===== EXTRACTED ENTRIES =====

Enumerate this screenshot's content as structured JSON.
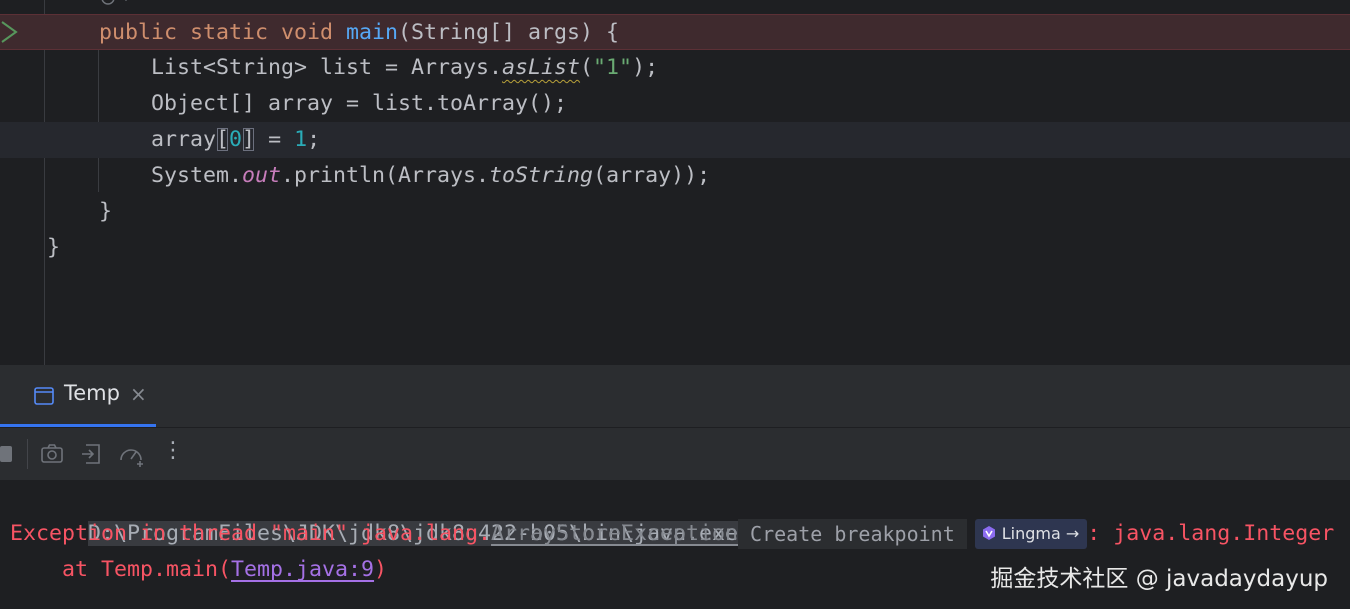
{
  "editor": {
    "lines": [
      {
        "kw1": "public static void ",
        "fn": "main",
        "rest": "(String[] args) {"
      },
      {
        "pre": "List<String> list = Arrays.",
        "method": "asList",
        "mid": "(",
        "str": "\"1\"",
        "post": ");"
      },
      {
        "text": "Object[] array = list.toArray();"
      },
      {
        "pre": "array",
        "bopen": "[",
        "num0": "0",
        "bclose": "]",
        "mid": " = ",
        "num1": "1",
        "post": ";"
      },
      {
        "pre": "System.",
        "field": "out",
        "mid": ".println(Arrays.",
        "method": "toString",
        "post": "(array));"
      },
      {
        "text": "}"
      },
      {
        "text": "}"
      }
    ]
  },
  "run_panel": {
    "tab_label": "Temp",
    "tab_close": "×",
    "more_icon": "⋮",
    "console": {
      "command": "D:\\ProgramFiles\\JDK\\jdk8\\jdk8u422-b05\\bin\\java.exe ...",
      "exception_prefix": "Exception in thread \"main\" java.lang.",
      "exception_class": "ArrayStoreException",
      "create_breakpoint": "Create breakpoint",
      "lingma_label": "Lingma",
      "lingma_arrow": "→",
      "exception_suffix": ": java.lang.Integer",
      "stack_prefix": "    at Temp.main(",
      "stack_link": "Temp.java:9",
      "stack_suffix": ")"
    }
  },
  "watermark": "掘金技术社区 @ javadaydayup",
  "colors": {
    "keyword": "#cf8e6d",
    "function": "#56a8f5",
    "string": "#6aab73",
    "number": "#2aacb8",
    "error": "#f75464",
    "accent": "#3574f0"
  }
}
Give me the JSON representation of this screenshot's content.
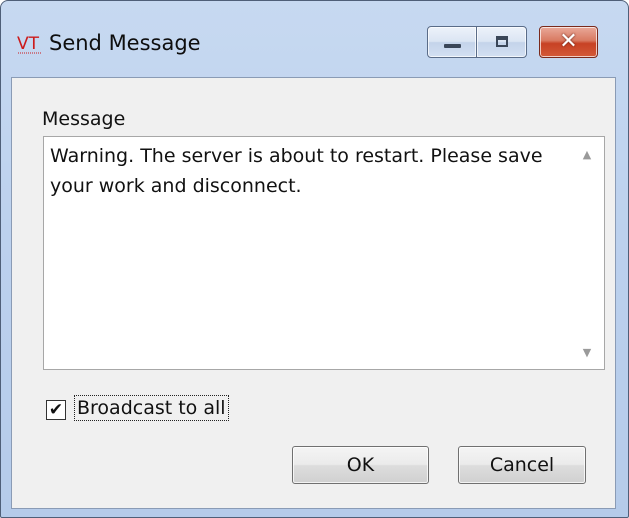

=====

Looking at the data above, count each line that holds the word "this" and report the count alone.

- **SOLUTION TO THE PROBLEM**: 2